Once constructed, the building becomes an ecosystem supporting information technology and systems within the space. Every single thing that gets installed must be maintained within the ecosystem. The information technology systems also must be installed, maintained and at some point, replaced. Many jobs in operations lend well to skills obtained in the service. Operations personnel must think fast on their feet and react calmly to find a solution. And while you may be thinking, “I don’t understand the ecosystem,” there are books to help and certifications that will fill in your skills gap. In fact, many college-trained individuals get the exact same certifications to learn to support the data center.
Operations jobs can be chaotic, so if you thrive on chaos, operations could be right up your alley. If you don’t thrive on chaos or have had enough, thousands of jobs in and around the industry support operations without the frenzied pace. Vendor companies need sales, systems engineers, designers and customer service personnel. Human resources, marketing, accounting and logistics are also in demand.
Where’s the Purpose?
The purpose is yours for the taking. Whether you find purpose in helping others or being a guardian within the industry, there are plenty of ways to gain fulfillment. For those in the military that crave working as a team, this entire industry is a team. People here are helpful. This industry is one of the most extensive ongoing apprenticeships ever. People learn from each other. We need diversity to keep groupthink in check and ensure that our platforms are kind, serve all and, most importantly, are safe.
The stark reality is that the internet isn’t completely safe. Our children are not inherently safe on the internet. We simply can’t assume it’s always someone else’s job to foster safety. But then, veterans don’t. Veterans have stepped up and shown character through their service. We need these guardians in our industry, from construction to the cloud and everything in between. If travel is a passion, many of these jobs lead you around the globe. Want to be a homebody? These jobs are everywhere. You probably look at data centers every day and don’t even realize it. Most every company either has one or uses one someone else runs. The cloud is technically a data center that provides services to users.
If you are transitioning or a prior service member, rest assured you are in demand. Training is available. Organizations such as Salute Mission Critical, Overwatch, iMasons and others will help you find your path. I, too, am happy to help and make introductions. Lastly, thank you for your service. We are all in your debt. It’s time to pay it forward, and our industry is working to do just that!
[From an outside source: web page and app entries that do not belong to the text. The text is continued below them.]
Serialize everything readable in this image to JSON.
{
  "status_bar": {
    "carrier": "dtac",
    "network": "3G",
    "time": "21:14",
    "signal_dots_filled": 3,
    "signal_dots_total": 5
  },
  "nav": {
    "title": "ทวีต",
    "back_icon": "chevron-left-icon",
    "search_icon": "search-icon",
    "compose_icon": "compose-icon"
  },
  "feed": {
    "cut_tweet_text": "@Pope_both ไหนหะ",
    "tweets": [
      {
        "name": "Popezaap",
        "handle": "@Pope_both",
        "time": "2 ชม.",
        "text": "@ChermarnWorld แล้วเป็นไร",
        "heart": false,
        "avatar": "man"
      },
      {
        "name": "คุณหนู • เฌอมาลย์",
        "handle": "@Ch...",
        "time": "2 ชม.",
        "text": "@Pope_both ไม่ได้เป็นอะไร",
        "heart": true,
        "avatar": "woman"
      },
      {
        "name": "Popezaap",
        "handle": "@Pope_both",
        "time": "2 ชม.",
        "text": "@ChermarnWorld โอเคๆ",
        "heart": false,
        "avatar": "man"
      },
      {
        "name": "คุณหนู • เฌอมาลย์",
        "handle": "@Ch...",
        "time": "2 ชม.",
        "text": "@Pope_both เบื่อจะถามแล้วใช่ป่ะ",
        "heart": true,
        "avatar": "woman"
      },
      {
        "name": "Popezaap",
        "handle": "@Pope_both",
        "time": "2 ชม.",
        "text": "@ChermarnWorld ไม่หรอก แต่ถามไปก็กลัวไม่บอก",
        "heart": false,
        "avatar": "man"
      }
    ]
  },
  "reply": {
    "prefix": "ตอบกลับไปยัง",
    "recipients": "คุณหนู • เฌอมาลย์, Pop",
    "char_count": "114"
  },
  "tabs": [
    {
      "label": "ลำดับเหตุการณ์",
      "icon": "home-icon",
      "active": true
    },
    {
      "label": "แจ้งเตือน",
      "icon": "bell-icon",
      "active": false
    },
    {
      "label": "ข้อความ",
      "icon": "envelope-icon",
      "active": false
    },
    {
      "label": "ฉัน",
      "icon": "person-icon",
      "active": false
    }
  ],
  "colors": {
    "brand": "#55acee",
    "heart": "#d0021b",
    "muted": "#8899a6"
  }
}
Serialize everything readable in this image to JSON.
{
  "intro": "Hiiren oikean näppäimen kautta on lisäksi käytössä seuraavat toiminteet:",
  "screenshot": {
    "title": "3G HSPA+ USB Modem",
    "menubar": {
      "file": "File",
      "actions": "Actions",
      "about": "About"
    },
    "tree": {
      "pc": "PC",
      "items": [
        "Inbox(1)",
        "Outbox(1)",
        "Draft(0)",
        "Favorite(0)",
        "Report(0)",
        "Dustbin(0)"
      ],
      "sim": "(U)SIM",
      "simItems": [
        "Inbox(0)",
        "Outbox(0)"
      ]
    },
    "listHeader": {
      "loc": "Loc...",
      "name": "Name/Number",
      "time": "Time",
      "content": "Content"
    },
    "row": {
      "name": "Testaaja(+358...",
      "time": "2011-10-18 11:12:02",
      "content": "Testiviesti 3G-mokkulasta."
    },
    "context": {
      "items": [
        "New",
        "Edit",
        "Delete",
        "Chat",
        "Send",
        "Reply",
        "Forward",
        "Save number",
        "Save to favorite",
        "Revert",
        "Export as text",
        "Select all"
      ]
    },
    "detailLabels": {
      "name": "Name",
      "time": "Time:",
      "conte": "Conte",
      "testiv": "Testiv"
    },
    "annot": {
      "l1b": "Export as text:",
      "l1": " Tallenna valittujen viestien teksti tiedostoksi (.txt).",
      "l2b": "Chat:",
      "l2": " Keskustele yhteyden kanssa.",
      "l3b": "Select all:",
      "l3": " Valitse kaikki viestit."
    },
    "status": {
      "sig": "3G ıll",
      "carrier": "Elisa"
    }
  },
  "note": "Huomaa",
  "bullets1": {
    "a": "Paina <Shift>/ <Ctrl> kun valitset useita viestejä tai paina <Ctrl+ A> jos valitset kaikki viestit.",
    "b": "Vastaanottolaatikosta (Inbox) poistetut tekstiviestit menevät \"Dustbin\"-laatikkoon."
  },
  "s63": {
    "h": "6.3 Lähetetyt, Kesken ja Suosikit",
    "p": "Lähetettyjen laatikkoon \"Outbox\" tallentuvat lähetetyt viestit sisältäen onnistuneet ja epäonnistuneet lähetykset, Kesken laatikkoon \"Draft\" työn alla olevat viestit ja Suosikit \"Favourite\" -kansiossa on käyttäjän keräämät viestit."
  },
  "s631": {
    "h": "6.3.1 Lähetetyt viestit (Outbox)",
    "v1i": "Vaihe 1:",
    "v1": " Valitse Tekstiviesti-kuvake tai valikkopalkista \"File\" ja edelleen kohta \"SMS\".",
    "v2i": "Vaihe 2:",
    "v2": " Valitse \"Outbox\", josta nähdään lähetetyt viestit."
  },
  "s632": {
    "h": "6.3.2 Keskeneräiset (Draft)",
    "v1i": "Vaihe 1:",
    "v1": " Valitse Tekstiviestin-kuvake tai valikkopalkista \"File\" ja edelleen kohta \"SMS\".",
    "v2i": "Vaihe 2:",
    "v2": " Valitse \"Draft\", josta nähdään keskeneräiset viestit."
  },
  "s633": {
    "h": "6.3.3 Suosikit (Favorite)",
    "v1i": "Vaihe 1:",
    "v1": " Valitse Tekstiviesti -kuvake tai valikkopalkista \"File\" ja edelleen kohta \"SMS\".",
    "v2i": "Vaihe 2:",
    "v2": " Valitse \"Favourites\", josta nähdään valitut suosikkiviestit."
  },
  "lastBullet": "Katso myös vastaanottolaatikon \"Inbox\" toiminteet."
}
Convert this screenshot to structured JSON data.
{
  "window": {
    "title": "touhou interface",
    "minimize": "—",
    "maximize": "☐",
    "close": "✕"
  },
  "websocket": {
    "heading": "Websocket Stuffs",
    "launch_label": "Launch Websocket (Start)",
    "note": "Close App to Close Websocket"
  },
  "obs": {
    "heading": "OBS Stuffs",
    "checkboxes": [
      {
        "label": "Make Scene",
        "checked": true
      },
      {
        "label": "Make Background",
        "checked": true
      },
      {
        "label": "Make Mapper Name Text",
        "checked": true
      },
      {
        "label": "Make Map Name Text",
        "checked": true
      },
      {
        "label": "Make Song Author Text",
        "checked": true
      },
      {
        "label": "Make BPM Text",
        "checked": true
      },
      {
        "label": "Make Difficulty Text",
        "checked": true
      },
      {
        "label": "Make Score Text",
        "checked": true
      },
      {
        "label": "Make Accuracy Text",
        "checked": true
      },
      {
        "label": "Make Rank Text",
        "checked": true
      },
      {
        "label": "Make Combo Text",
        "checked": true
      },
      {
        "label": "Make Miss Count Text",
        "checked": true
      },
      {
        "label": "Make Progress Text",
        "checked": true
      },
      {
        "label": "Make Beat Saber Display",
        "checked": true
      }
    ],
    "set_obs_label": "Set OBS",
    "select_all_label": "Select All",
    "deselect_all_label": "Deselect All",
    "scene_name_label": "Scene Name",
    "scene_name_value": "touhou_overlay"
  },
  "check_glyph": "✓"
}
Carrie Goetz is an Amazon best selling author of Jumpstart Your Career in Data Centers and associated educator’s reference with an extensive career in the data center industry. She is published in 69 countries. She is the inaugural AFCOM/ Data Center World Lifetime Achievement Award honoree, 2023 Top 25 Women in Mission Critical and 2023 ICT Woman of the Year recipient.